ACTIVITY - Your answer consists of the lines in the data that contain "glyph". Copy each of them.

Entries from a dataset of interfaces
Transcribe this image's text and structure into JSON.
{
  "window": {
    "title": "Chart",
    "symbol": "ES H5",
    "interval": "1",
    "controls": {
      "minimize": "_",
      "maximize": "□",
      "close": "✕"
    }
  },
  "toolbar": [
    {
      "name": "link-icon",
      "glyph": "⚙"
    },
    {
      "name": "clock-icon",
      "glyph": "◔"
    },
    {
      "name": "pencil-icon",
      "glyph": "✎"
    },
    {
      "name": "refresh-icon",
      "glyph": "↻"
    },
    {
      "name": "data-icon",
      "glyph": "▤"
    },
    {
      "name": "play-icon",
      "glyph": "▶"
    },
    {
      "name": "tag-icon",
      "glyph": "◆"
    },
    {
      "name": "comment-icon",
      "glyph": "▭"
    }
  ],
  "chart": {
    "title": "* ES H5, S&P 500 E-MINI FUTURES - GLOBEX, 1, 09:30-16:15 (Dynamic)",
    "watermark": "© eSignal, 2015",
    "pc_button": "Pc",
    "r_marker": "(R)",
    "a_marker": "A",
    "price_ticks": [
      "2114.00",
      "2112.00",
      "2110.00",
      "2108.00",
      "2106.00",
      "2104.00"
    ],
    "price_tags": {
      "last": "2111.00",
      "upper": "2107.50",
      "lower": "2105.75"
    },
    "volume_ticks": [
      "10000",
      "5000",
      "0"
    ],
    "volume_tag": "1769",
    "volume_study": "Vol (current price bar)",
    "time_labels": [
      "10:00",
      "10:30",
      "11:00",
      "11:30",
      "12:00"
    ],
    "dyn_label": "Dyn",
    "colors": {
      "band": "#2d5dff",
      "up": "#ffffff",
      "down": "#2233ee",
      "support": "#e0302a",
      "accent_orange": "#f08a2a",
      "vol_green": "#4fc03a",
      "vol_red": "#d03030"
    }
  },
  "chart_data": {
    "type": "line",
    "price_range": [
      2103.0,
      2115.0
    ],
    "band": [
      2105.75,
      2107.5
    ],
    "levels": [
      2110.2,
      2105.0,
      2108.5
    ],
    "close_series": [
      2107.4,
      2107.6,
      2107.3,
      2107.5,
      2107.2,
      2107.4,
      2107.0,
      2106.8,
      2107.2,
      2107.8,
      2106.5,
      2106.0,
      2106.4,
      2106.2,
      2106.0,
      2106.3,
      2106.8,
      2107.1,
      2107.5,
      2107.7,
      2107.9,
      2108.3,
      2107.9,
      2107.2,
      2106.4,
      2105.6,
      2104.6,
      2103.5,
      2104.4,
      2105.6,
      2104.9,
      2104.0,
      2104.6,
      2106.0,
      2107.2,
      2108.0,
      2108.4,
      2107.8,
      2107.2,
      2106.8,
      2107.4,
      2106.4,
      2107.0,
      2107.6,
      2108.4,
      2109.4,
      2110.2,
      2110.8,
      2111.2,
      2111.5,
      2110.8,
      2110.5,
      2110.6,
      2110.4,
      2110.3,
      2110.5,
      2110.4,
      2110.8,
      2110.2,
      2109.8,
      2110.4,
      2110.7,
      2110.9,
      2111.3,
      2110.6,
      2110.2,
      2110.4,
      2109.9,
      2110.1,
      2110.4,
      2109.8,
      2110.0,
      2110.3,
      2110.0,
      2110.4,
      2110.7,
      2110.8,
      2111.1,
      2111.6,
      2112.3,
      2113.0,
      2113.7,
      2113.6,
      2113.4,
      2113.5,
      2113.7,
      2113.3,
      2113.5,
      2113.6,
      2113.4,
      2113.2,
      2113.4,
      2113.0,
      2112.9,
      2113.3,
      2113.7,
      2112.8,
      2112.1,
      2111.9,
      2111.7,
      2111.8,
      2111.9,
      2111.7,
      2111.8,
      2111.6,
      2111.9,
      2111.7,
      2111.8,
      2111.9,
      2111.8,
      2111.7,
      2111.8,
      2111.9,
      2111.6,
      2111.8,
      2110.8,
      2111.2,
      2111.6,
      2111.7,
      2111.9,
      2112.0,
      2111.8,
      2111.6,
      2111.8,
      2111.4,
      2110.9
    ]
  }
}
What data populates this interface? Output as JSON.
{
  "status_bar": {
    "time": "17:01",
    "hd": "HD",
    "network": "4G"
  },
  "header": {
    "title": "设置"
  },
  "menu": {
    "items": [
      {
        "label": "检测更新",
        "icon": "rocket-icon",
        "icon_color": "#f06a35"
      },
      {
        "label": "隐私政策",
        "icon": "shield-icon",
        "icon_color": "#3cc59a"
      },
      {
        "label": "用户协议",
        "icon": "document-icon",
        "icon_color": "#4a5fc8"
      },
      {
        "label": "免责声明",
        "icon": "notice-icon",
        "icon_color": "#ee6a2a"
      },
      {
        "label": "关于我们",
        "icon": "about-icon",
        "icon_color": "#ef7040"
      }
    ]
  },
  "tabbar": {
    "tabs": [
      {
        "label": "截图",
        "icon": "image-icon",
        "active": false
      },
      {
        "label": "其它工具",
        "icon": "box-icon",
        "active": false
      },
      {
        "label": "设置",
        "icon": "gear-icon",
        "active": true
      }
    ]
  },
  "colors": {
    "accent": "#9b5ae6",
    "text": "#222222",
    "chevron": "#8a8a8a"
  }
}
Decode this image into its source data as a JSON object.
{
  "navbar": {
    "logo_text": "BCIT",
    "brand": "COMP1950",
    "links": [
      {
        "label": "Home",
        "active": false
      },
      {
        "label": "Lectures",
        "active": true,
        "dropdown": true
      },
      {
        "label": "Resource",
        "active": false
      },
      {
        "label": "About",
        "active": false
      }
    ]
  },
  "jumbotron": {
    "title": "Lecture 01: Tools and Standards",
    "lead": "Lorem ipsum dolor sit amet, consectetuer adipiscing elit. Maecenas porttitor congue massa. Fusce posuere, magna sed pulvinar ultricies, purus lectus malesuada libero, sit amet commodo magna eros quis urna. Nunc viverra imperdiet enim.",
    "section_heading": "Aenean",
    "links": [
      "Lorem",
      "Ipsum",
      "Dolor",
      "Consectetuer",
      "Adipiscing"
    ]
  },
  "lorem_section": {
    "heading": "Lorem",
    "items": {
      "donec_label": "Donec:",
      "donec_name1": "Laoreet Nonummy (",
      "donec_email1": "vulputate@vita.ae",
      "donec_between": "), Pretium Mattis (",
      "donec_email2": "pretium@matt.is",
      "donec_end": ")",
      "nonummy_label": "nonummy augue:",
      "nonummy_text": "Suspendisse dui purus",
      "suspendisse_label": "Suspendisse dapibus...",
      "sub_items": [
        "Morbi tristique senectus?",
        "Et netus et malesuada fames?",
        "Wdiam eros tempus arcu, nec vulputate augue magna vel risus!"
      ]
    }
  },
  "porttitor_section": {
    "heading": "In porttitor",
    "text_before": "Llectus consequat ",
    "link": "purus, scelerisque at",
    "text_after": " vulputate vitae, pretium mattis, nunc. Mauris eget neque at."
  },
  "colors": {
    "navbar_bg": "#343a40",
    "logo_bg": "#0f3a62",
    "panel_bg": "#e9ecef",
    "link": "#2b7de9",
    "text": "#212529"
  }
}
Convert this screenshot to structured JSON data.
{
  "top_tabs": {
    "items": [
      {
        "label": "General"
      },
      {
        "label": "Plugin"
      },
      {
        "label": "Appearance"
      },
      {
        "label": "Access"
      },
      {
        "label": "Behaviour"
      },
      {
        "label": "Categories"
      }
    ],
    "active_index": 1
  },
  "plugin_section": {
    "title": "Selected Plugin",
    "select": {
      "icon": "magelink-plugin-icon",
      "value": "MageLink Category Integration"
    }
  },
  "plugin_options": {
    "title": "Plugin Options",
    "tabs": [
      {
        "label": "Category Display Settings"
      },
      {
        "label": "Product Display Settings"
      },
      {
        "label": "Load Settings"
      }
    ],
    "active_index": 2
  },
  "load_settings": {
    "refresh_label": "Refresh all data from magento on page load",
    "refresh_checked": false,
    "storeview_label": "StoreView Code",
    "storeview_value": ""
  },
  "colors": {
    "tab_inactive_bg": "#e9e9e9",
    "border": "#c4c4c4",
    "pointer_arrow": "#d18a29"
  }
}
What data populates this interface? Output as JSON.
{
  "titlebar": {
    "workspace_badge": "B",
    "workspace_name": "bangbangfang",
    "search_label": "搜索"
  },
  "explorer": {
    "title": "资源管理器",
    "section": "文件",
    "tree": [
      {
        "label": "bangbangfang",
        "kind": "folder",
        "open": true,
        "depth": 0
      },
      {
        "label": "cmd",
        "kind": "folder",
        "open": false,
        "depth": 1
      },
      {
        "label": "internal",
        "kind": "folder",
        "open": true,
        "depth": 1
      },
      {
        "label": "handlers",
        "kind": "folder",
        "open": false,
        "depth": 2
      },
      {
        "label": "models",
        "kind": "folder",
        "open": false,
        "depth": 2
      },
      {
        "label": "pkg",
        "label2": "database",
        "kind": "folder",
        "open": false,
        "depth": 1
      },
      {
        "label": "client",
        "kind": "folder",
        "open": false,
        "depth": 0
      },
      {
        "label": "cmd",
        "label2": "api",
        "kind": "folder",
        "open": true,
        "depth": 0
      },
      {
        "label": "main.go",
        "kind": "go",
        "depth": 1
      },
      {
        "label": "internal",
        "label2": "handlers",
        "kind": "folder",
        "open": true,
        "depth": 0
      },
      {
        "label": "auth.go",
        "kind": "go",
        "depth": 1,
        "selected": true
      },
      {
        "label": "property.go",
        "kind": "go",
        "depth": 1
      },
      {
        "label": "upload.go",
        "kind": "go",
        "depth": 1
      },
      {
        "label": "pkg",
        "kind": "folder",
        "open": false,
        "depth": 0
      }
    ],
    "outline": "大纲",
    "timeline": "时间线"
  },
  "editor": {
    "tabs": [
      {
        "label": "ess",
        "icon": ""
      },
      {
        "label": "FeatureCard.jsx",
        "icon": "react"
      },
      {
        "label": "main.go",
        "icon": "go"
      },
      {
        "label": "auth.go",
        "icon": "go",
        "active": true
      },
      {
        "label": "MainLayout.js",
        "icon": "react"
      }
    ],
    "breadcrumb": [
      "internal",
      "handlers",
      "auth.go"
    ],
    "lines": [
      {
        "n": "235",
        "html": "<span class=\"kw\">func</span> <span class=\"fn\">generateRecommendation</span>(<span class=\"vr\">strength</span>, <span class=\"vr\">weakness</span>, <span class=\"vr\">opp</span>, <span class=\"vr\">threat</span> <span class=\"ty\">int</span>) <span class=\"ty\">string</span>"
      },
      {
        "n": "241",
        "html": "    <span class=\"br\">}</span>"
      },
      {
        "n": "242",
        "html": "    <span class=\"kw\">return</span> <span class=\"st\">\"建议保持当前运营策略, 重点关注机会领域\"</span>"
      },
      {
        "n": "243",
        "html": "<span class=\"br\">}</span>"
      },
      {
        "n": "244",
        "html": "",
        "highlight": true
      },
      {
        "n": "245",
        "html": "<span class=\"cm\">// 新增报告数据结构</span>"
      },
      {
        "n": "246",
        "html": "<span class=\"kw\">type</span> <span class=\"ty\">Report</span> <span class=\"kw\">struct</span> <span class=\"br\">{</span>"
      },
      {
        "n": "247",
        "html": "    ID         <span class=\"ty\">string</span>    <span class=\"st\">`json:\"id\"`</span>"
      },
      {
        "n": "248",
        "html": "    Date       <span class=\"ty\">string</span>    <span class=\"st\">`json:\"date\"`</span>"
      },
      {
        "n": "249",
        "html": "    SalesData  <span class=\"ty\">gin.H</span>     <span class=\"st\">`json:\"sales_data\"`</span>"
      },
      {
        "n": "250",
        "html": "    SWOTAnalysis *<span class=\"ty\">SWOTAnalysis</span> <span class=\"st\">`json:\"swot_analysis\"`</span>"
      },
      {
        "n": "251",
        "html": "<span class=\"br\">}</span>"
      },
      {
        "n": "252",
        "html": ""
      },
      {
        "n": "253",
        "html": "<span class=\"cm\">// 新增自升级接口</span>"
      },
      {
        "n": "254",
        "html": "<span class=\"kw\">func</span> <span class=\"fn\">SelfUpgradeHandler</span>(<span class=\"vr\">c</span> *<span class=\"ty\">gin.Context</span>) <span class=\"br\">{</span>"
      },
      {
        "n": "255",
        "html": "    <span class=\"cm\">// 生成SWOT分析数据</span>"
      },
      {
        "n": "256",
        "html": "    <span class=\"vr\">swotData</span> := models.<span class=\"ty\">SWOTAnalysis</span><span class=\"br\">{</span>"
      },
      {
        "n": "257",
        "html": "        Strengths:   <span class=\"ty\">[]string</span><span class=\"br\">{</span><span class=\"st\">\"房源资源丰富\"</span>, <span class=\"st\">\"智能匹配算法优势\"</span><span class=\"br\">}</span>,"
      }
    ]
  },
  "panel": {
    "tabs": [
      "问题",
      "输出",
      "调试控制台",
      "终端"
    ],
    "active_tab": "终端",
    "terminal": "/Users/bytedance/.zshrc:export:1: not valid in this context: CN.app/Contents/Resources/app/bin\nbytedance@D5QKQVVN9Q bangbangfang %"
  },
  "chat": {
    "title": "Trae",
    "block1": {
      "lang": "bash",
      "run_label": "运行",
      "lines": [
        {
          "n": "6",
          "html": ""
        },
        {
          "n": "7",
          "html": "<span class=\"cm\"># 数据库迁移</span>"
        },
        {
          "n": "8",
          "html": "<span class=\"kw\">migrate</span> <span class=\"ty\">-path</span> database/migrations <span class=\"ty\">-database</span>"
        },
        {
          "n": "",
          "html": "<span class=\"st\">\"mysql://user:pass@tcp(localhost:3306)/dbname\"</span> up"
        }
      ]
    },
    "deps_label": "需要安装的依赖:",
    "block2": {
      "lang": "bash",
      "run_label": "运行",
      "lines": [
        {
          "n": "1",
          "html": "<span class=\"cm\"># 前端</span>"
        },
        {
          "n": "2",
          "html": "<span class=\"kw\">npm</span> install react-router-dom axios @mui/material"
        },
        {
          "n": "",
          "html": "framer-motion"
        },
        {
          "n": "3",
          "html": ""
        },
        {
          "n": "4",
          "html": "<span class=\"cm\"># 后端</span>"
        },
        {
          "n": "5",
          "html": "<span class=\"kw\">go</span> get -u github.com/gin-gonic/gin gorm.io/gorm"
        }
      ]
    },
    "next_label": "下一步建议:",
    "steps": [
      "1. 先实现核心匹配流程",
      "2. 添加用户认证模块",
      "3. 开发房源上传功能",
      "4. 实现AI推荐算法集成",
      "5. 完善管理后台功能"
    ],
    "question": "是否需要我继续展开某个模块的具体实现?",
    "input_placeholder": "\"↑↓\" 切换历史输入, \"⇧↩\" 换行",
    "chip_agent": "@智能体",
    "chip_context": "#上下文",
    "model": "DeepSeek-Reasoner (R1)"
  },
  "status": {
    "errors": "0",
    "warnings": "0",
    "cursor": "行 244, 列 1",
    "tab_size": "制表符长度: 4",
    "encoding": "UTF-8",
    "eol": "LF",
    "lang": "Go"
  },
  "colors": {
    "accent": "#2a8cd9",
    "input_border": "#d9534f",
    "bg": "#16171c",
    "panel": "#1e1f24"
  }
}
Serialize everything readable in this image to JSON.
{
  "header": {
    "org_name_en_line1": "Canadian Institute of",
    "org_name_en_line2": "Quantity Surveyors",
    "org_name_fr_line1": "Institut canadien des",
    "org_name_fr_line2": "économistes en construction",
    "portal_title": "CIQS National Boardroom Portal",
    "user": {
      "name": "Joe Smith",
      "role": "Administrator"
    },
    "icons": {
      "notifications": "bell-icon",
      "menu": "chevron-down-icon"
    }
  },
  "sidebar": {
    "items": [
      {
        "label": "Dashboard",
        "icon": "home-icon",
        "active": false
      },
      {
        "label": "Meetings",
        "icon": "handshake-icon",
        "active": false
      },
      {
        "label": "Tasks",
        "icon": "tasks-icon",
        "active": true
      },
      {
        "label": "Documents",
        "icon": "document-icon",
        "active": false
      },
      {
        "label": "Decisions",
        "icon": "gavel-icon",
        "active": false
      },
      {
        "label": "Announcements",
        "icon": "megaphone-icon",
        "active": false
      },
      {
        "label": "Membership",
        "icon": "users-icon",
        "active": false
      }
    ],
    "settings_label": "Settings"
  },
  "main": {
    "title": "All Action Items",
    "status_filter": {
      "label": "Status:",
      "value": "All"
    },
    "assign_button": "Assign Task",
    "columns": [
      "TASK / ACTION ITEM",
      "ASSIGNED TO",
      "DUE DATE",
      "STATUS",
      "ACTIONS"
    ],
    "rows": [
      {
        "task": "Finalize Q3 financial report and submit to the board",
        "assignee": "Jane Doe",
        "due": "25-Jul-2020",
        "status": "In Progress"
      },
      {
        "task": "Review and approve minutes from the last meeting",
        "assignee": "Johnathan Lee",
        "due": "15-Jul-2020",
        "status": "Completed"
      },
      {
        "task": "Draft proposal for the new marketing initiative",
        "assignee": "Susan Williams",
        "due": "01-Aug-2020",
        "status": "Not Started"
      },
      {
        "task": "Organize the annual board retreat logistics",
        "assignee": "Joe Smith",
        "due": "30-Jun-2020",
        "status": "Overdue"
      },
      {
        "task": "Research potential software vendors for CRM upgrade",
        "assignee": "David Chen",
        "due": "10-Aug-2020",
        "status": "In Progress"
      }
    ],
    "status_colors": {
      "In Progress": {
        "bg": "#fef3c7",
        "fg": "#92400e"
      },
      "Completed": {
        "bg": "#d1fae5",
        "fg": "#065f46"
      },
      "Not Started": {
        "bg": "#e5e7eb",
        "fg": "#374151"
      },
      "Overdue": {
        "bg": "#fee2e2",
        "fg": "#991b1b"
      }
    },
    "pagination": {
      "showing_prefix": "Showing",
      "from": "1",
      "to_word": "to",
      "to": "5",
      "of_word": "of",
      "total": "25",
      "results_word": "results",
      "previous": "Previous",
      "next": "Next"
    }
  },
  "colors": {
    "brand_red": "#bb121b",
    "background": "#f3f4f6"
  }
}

TASK OUTPUT -
      "glyph": "⚙"
      "glyph": "◔"
      "glyph": "✎"
      "glyph": "↻"
      "glyph": "▤"
      "glyph": "▶"
      "glyph": "◆"
      "glyph": "▭"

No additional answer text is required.